Dutch mathematician and cartographer known for applying mathematics to global surveying and navigation. He is credited with the invention of the cross-staff, the astrolabe, and astronomical rings.
He studied at the Katholieke Universiteit Leuven and later joined the faculty at the University.
He began producing globes and mathematical instruments while he was a student.
After his death, his son, Cornelius Gemma, edited volumes of his work and continued his research.

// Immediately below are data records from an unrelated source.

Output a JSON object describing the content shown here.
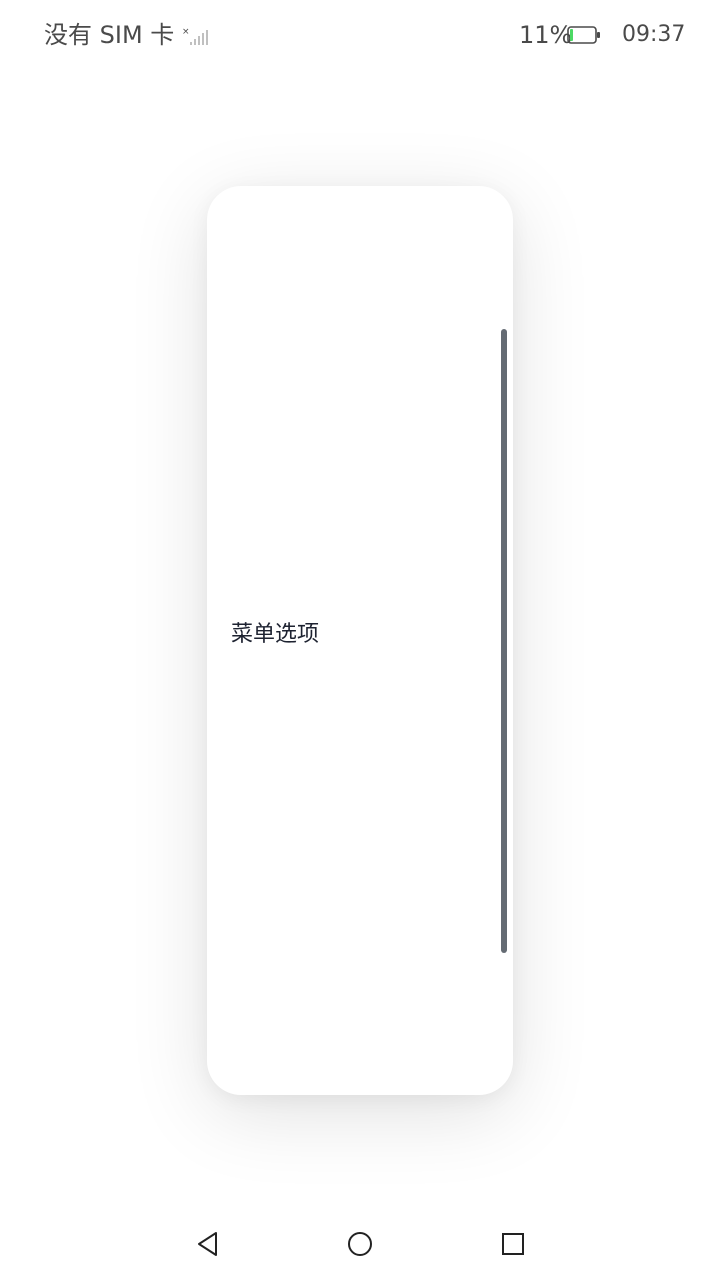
{
  "status_bar": {
    "carrier": "没有 SIM 卡",
    "battery_percent": "11%",
    "battery_level": 0.11,
    "time": "09:37"
  },
  "menu": {
    "item_label": "菜单选项"
  },
  "navigation": {
    "icons": [
      "back-triangle-icon",
      "home-circle-icon",
      "recent-square-icon"
    ]
  },
  "colors": {
    "background": "#ffffff",
    "text_primary": "#1d2230",
    "status_text": "#4a4a4a",
    "scrollbar": "#646b73",
    "battery_level": "#4cd964"
  }
}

He was a contemporary of Tycho Brahe, who was impressed with the quality of his instruments.